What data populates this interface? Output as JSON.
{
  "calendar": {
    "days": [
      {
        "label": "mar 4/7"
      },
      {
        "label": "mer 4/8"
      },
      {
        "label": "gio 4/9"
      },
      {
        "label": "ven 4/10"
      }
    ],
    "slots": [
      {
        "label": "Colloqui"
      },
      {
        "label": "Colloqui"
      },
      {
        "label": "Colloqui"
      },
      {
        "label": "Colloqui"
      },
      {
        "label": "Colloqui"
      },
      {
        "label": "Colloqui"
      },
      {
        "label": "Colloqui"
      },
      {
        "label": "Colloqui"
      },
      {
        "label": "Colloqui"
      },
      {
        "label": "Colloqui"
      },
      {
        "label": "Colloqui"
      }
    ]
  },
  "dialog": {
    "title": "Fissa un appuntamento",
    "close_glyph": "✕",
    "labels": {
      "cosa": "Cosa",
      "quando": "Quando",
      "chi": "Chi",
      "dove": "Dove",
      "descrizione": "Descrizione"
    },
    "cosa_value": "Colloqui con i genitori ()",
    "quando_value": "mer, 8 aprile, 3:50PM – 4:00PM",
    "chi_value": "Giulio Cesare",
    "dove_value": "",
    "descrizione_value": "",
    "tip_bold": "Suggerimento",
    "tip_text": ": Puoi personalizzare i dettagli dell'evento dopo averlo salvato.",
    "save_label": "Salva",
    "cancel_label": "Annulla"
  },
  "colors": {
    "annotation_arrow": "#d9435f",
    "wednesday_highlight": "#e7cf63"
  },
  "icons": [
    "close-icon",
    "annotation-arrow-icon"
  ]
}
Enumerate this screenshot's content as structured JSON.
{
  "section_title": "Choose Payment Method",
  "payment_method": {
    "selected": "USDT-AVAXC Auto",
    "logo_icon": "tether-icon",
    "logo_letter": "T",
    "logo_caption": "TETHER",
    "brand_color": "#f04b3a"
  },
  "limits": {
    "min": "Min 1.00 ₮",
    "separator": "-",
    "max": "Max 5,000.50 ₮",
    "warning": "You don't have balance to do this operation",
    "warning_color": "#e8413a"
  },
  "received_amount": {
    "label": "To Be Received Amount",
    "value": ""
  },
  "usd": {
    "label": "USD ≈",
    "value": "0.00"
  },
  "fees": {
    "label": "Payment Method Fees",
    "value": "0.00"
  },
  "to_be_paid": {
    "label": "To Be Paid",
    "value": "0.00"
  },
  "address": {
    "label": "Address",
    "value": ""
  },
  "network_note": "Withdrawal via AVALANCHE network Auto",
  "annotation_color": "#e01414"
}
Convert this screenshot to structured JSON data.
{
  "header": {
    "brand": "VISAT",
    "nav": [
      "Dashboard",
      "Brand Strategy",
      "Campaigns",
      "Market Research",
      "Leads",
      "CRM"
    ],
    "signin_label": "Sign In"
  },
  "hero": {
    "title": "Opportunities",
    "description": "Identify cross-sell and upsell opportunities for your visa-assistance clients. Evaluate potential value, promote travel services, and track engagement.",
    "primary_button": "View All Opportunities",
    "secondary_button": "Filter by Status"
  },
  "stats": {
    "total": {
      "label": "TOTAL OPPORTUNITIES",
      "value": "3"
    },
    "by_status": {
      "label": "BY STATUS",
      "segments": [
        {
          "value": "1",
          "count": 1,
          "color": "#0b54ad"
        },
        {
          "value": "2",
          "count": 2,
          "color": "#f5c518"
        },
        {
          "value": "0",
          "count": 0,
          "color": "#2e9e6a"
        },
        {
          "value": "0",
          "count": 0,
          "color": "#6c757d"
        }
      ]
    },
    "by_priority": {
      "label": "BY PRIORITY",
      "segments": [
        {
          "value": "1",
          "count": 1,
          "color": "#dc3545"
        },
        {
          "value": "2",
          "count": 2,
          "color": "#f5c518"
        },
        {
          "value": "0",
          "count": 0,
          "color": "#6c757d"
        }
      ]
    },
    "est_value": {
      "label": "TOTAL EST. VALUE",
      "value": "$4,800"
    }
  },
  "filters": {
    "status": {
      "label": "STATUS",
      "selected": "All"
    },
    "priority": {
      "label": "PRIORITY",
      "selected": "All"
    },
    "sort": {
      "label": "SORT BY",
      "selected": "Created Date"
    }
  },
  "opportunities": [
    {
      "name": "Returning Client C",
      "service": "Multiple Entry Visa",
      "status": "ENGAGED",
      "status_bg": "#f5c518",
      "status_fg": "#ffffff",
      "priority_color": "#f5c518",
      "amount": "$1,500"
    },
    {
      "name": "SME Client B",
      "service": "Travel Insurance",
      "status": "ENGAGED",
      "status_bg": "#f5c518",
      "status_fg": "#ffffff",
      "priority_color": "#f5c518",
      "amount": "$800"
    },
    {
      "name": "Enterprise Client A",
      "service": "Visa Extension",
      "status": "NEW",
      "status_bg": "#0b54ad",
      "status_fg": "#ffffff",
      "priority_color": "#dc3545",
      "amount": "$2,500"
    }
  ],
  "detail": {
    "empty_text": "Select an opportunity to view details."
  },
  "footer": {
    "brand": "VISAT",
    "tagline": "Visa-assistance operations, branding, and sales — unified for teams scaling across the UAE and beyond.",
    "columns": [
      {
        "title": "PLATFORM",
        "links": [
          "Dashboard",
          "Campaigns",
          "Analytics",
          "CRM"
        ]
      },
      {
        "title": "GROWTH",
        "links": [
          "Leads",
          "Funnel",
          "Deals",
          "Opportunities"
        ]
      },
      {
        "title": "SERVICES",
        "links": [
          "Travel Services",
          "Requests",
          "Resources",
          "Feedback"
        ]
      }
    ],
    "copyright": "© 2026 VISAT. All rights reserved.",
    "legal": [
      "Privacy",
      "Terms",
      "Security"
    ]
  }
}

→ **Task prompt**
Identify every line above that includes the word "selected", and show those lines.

→ **Result**
    "selected": "USDT-AVAXC Auto",
      "selected": "All"
      "selected": "All"
      "selected": "Created Date"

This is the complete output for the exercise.